-------- Recorded information --------

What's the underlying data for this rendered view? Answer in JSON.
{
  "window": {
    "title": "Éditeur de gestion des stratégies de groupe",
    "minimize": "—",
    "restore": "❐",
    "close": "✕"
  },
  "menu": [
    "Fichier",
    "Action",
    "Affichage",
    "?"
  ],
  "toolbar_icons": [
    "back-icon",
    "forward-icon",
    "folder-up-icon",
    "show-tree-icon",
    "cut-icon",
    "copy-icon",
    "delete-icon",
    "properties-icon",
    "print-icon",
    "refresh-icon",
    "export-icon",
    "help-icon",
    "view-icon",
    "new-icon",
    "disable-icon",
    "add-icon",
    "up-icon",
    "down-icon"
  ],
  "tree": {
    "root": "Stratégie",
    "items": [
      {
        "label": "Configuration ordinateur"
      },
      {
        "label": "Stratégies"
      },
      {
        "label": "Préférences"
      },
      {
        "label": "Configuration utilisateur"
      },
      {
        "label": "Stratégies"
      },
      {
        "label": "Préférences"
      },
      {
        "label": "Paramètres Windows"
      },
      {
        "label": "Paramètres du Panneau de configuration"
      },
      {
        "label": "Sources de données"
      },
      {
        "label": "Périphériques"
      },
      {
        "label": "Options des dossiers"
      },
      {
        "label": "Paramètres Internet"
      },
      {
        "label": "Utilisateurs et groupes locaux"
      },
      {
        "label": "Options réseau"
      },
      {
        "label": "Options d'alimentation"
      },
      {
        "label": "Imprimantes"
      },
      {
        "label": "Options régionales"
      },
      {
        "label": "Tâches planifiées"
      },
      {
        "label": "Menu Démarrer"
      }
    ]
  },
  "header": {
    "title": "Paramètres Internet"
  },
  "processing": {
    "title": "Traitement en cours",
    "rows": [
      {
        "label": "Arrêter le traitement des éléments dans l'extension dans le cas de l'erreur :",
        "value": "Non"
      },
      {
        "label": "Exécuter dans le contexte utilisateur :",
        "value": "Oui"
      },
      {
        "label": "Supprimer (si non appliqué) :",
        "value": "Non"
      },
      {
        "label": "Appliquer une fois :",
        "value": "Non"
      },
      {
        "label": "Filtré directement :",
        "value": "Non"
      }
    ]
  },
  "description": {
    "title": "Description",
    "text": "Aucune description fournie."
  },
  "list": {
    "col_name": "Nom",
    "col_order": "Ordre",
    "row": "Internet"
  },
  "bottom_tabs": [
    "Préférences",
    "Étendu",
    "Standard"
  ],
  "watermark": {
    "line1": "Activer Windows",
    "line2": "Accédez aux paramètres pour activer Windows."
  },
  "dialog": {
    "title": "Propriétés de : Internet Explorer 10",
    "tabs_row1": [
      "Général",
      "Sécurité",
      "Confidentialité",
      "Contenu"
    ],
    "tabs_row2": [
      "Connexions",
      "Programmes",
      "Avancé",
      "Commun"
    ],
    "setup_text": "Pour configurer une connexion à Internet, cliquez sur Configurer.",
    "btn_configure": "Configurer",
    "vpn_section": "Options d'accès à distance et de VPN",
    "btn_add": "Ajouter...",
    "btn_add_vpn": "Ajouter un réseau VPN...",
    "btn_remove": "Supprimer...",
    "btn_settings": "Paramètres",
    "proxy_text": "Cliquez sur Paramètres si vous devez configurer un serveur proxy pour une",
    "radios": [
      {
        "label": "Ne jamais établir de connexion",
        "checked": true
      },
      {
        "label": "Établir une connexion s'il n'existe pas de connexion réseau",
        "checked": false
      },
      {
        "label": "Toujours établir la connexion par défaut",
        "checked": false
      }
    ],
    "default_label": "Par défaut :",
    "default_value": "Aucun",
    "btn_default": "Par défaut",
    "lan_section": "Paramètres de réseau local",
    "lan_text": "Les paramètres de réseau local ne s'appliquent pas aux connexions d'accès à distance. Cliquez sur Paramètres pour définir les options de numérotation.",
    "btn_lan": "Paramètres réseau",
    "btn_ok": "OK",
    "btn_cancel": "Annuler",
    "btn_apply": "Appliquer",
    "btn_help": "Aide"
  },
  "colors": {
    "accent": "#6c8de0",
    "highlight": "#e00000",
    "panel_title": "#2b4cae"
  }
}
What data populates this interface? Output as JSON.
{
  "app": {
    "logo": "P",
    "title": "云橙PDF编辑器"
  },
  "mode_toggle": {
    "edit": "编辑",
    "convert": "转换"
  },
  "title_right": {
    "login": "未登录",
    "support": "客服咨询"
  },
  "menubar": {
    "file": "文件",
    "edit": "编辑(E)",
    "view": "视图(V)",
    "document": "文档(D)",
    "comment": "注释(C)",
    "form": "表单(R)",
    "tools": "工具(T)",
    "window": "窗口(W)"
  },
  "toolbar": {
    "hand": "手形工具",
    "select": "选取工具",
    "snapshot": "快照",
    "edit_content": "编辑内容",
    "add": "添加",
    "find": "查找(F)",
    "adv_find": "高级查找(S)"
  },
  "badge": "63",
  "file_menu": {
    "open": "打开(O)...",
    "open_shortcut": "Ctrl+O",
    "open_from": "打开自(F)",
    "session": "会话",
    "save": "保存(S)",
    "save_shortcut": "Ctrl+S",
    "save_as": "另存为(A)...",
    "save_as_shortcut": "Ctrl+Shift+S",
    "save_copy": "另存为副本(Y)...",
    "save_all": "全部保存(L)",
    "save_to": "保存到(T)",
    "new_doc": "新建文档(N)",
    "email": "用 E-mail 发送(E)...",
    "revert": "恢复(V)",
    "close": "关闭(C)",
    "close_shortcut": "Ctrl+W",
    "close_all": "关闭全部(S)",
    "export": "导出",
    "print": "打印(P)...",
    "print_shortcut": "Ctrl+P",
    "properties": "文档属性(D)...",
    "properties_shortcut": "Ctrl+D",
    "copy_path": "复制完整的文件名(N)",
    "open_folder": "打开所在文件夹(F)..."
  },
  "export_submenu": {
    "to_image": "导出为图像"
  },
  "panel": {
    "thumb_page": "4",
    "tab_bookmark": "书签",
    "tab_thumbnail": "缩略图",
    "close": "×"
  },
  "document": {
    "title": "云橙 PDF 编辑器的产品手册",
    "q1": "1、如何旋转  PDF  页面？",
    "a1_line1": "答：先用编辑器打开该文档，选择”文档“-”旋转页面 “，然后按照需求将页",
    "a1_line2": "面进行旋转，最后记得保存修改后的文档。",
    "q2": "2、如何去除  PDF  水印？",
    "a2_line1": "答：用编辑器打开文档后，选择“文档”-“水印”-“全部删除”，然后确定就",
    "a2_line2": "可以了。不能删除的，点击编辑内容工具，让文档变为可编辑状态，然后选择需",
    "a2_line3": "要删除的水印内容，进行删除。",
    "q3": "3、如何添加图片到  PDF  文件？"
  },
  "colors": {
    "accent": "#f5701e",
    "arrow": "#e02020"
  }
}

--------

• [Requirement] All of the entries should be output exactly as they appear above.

• [Task response]
What's the underlying data for this rendered view? Answer in JSON.
{
  "window": {
    "title": "Éditeur de gestion des stratégies de groupe",
    "minimize": "—",
    "restore": "❐",
    "close": "✕"
  },
  "menu": [
    "Fichier",
    "Action",
    "Affichage",
    "?"
  ],
  "toolbar_icons": [
    "back-icon",
    "forward-icon",
    "folder-up-icon",
    "show-tree-icon",
    "cut-icon",
    "copy-icon",
    "delete-icon",
    "properties-icon",
    "print-icon",
    "refresh-icon",
    "export-icon",
    "help-icon",
    "view-icon",
    "new-icon",
    "disable-icon",
    "add-icon",
    "up-icon",
    "down-icon"
  ],
  "tree": {
    "root": "Stratégie",
    "items": [
      {
        "label": "Configuration ordinateur"
      },
      {
        "label": "Stratégies"
      },
      {
        "label": "Préférences"
      },
      {
        "label": "Configuration utilisateur"
      },
      {
        "label": "Stratégies"
      },
      {
        "label": "Préférences"
      },
      {
        "label": "Paramètres Windows"
      },
      {
        "label": "Paramètres du Panneau de configuration"
      },
      {
        "label": "Sources de données"
      },
      {
        "label": "Périphériques"
      },
      {
        "label": "Options des dossiers"
      },
      {
        "label": "Paramètres Internet"
      },
      {
        "label": "Utilisateurs et groupes locaux"
      },
      {
        "label": "Options réseau"
      },
      {
        "label": "Options d'alimentation"
      },
      {
        "label": "Imprimantes"
      },
      {
        "label": "Options régionales"
      },
      {
        "label": "Tâches planifiées"
      },
      {
        "label": "Menu Démarrer"
      }
    ]
  },
  "header": {
    "title": "Paramètres Internet"
  },
  "processing": {
    "title": "Traitement en cours",
    "rows": [
      {
        "label": "Arrêter le traitement des éléments dans l'extension dans le cas de l'erreur :",
        "value": "Non"
      },
      {
        "label": "Exécuter dans le contexte utilisateur :",
        "value": "Oui"
      },
      {
        "label": "Supprimer (si non appliqué) :",
        "value": "Non"
      },
      {
        "label": "Appliquer une fois :",
        "value": "Non"
      },
      {
        "label": "Filtré directement :",
        "value": "Non"
      }
    ]
  },
  "description": {
    "title": "Description",
    "text": "Aucune description fournie."
  },
  "list": {
    "col_name": "Nom",
    "col_order": "Ordre",
    "row": "Internet"
  },
  "bottom_tabs": [
    "Préférences",
    "Étendu",
    "Standard"
  ],
  "watermark": {
    "line1": "Activer Windows",
    "line2": "Accédez aux paramètres pour activer Windows."
  },
  "dialog": {
    "title": "Propriétés de : Internet Explorer 10",
    "tabs_row1": [
      "Général",
      "Sécurité",
      "Confidentialité",
      "Contenu"
    ],
    "tabs_row2": [
      "Connexions",
      "Programmes",
      "Avancé",
      "Commun"
    ],
    "setup_text": "Pour configurer une connexion à Internet, cliquez sur Configurer.",
    "btn_configure": "Configurer",
    "vpn_section": "Options d'accès à distance et de VPN",
    "btn_add": "Ajouter...",
    "btn_add_vpn": "Ajouter un réseau VPN...",
    "btn_remove": "Supprimer...",
    "btn_settings": "Paramètres",
    "proxy_text": "Cliquez sur Paramètres si vous devez configurer un serveur proxy pour une",
    "radios": [
      {
        "label": "Ne jamais établir de connexion",
        "checked": true
      },
      {
        "label": "Établir une connexion s'il n'existe pas de connexion réseau",
        "checked": false
      },
      {
        "label": "Toujours établir la connexion par défaut",
        "checked": false
      }
    ],
    "default_label": "Par défaut :",
    "default_value": "Aucun",
    "btn_default": "Par défaut",
    "lan_section": "Paramètres de réseau local",
    "lan_text": "Les paramètres de réseau local ne s'appliquent pas aux connexions d'accès à distance. Cliquez sur Paramètres pour définir les options de numérotation.",
    "btn_lan": "Paramètres réseau",
    "btn_ok": "OK",
    "btn_cancel": "Annuler",
    "btn_apply": "Appliquer",
    "btn_help": "Aide"
  },
  "colors": {
    "accent": "#6c8de0",
    "highlight": "#e00000",
    "panel_title": "#2b4cae"
  }
}
What data populates this interface? Output as JSON.
{
  "app": {
    "logo": "P",
    "title": "云橙PDF编辑器"
  },
  "mode_toggle": {
    "edit": "编辑",
    "convert": "转换"
  },
  "title_right": {
    "login": "未登录",
    "support": "客服咨询"
  },
  "menubar": {
    "file": "文件",
    "edit": "编辑(E)",
    "view": "视图(V)",
    "document": "文档(D)",
    "comment": "注释(C)",
    "form": "表单(R)",
    "tools": "工具(T)",
    "window": "窗口(W)"
  },
  "toolbar": {
    "hand": "手形工具",
    "select": "选取工具",
    "snapshot": "快照",
    "edit_content": "编辑内容",
    "add": "添加",
    "find": "查找(F)",
    "adv_find": "高级查找(S)"
  },
  "badge": "63",
  "file_menu": {
    "open": "打开(O)...",
    "open_shortcut": "Ctrl+O",
    "open_from": "打开自(F)",
    "session": "会话",
    "save": "保存(S)",
    "save_shortcut": "Ctrl+S",
    "save_as": "另存为(A)...",
    "save_as_shortcut": "Ctrl+Shift+S",
    "save_copy": "另存为副本(Y)...",
    "save_all": "全部保存(L)",
    "save_to": "保存到(T)",
    "new_doc": "新建文档(N)",
    "email": "用 E-mail 发送(E)...",
    "revert": "恢复(V)",
    "close": "关闭(C)",
    "close_shortcut": "Ctrl+W",
    "close_all": "关闭全部(S)",
    "export": "导出",
    "print": "打印(P)...",
    "print_shortcut": "Ctrl+P",
    "properties": "文档属性(D)...",
    "properties_shortcut": "Ctrl+D",
    "copy_path": "复制完整的文件名(N)",
    "open_folder": "打开所在文件夹(F)..."
  },
  "export_submenu": {
    "to_image": "导出为图像"
  },
  "panel": {
    "thumb_page": "4",
    "tab_bookmark": "书签",
    "tab_thumbnail": "缩略图",
    "close": "×"
  },
  "document": {
    "title": "云橙 PDF 编辑器的产品手册",
    "q1": "1、如何旋转  PDF  页面？",
    "a1_line1": "答：先用编辑器打开该文档，选择”文档“-”旋转页面 “，然后按照需求将页",
    "a1_line2": "面进行旋转，最后记得保存修改后的文档。",
    "q2": "2、如何去除  PDF  水印？",
    "a2_line1": "答：用编辑器打开文档后，选择“文档”-“水印”-“全部删除”，然后确定就",
    "a2_line2": "可以了。不能删除的，点击编辑内容工具，让文档变为可编辑状态，然后选择需",
    "a2_line3": "要删除的水印内容，进行删除。",
    "q3": "3、如何添加图片到  PDF  文件？"
  },
  "colors": {
    "accent": "#f5701e",
    "arrow": "#e02020"
  }
}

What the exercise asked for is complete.